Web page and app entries
Content starts
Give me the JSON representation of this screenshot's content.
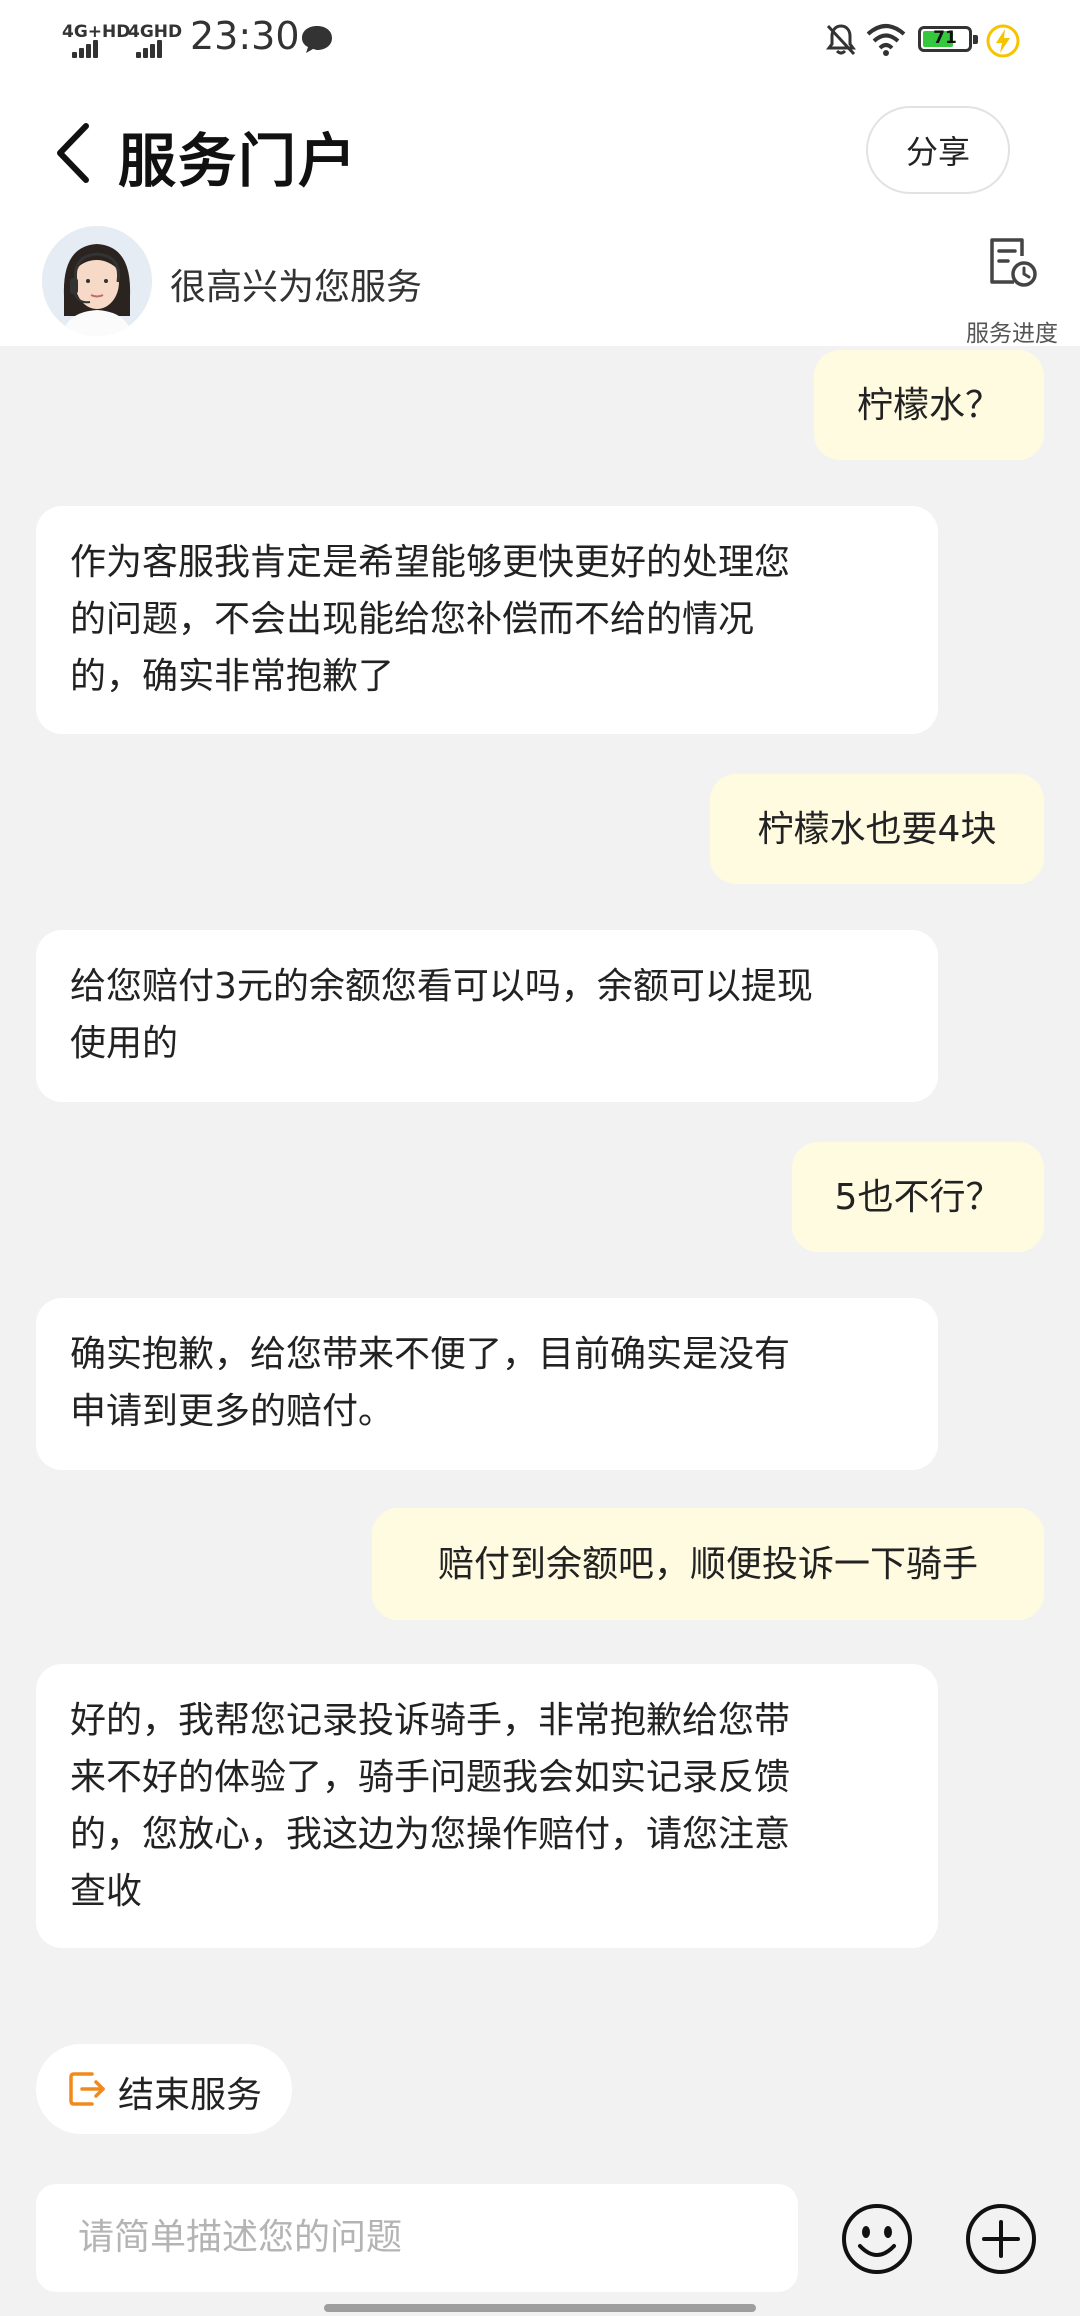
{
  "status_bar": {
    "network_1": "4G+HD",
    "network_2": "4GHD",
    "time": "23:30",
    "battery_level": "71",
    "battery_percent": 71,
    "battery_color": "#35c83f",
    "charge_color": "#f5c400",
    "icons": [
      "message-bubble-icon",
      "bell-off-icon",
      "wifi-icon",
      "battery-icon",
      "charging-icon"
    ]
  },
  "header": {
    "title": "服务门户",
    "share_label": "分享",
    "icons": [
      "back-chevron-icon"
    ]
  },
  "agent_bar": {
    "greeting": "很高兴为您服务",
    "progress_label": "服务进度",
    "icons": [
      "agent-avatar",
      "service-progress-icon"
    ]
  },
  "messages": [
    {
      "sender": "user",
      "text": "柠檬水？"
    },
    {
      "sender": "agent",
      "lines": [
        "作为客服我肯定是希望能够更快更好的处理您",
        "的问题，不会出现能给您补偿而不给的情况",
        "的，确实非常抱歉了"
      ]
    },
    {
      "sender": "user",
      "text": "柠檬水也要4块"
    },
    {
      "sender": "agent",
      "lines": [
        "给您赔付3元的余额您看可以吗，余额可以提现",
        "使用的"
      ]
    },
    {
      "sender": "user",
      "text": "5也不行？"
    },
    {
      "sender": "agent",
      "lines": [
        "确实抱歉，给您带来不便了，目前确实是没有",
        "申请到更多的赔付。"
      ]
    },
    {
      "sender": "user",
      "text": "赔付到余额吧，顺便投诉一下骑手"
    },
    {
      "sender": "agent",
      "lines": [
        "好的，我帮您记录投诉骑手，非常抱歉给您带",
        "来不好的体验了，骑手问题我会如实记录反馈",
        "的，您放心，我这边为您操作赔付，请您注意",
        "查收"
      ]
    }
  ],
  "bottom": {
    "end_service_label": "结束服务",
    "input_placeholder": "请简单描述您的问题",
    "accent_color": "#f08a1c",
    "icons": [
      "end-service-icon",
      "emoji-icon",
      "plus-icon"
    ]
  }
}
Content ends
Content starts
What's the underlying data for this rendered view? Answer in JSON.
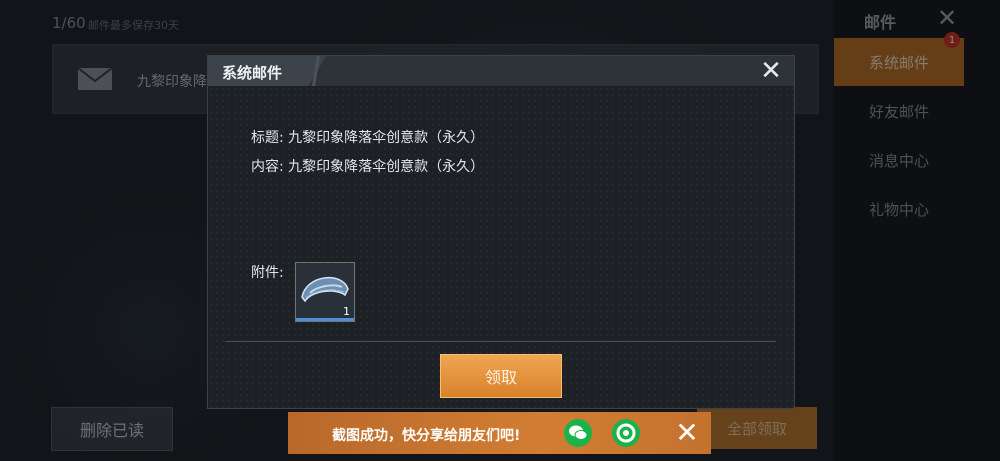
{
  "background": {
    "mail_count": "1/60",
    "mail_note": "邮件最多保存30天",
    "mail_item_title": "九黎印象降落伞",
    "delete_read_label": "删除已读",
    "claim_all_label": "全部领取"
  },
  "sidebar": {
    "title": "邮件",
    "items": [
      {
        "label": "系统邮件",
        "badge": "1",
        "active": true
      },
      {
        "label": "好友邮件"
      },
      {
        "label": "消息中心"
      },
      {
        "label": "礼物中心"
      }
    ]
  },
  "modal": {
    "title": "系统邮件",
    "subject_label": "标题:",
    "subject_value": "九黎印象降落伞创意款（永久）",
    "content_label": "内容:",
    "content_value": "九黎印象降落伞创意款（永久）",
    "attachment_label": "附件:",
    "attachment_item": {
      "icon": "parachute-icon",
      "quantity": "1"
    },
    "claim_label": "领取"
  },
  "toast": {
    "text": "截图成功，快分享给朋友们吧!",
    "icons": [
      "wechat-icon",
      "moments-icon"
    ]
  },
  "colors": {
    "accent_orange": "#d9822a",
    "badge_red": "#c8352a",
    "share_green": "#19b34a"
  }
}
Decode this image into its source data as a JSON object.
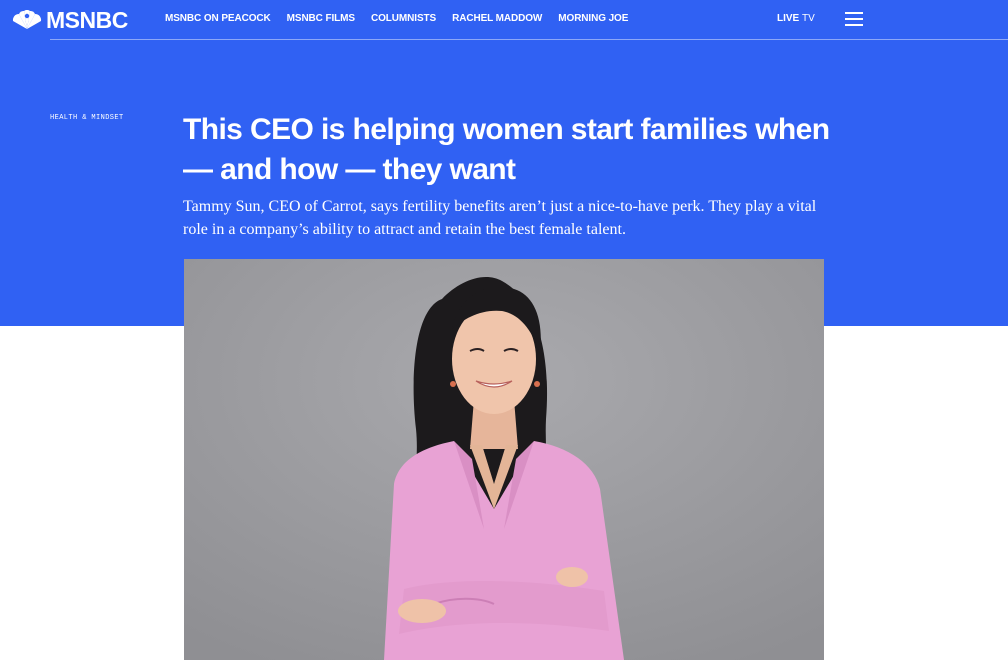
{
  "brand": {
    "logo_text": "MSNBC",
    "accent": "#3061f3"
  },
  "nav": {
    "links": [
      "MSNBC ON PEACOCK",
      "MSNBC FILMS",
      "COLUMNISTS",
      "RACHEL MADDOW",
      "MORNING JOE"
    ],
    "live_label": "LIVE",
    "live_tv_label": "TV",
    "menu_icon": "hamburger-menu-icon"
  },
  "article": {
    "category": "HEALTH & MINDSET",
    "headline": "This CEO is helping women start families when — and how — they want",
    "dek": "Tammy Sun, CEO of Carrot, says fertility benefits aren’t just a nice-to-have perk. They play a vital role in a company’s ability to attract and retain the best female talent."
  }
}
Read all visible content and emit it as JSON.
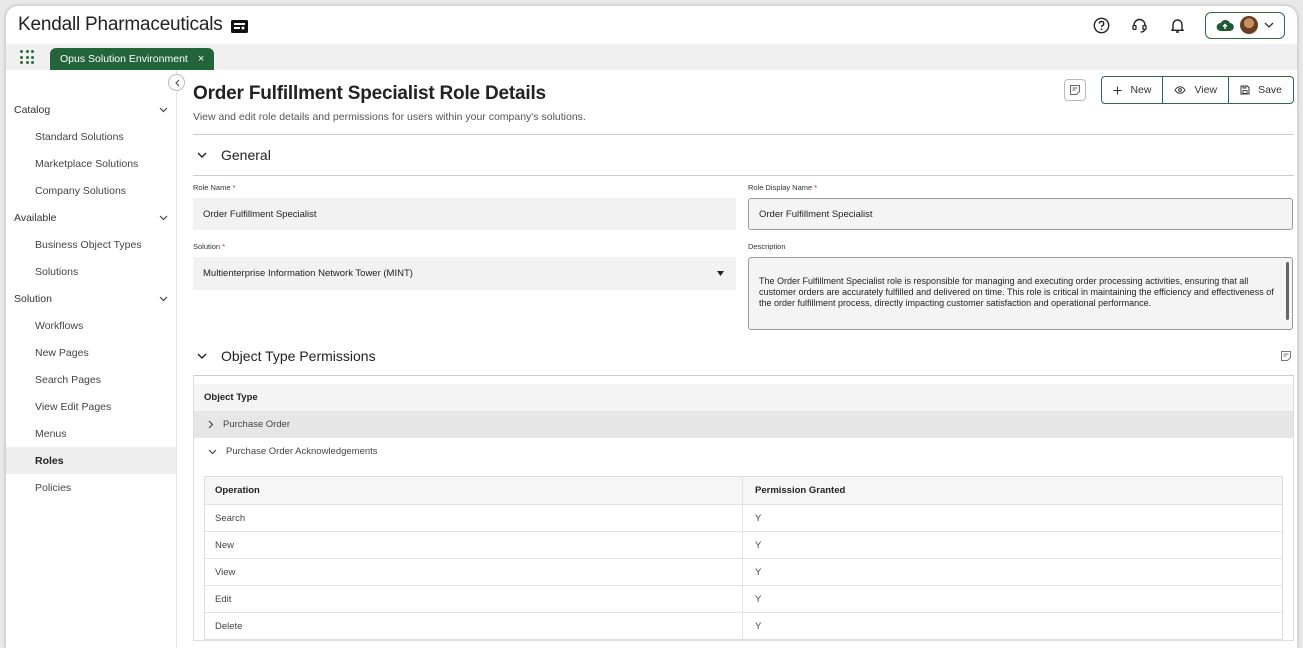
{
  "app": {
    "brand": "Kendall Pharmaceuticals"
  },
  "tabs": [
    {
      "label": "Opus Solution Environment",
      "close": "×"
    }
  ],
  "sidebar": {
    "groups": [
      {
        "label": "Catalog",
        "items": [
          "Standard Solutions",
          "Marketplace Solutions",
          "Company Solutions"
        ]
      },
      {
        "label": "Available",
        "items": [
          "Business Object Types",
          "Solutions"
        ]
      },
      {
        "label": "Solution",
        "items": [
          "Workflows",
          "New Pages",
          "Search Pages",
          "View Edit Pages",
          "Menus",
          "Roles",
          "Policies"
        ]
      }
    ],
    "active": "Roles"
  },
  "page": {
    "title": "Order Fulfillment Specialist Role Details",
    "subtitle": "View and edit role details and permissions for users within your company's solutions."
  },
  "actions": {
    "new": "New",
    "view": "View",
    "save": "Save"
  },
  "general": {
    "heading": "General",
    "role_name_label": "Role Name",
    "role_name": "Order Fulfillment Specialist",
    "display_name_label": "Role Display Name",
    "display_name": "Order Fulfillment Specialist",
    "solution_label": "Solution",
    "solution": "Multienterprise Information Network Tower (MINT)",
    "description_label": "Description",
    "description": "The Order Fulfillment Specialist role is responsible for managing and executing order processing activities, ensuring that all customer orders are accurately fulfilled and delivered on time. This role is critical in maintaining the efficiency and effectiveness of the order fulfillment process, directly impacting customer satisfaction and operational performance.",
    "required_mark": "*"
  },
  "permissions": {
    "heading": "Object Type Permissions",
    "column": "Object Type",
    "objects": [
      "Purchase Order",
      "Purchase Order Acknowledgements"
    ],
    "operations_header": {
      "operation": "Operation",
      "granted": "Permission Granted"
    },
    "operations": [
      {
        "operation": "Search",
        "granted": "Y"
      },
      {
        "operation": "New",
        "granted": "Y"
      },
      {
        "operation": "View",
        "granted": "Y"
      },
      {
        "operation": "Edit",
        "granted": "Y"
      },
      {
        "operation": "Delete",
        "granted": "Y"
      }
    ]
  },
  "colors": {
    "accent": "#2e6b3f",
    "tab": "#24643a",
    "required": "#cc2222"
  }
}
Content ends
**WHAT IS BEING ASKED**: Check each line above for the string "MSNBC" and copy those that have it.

**SOLUTION FOR THIS PROBLEM**:
    "logo_text": "MSNBC",
      "MSNBC ON PEACOCK",
      "MSNBC FILMS",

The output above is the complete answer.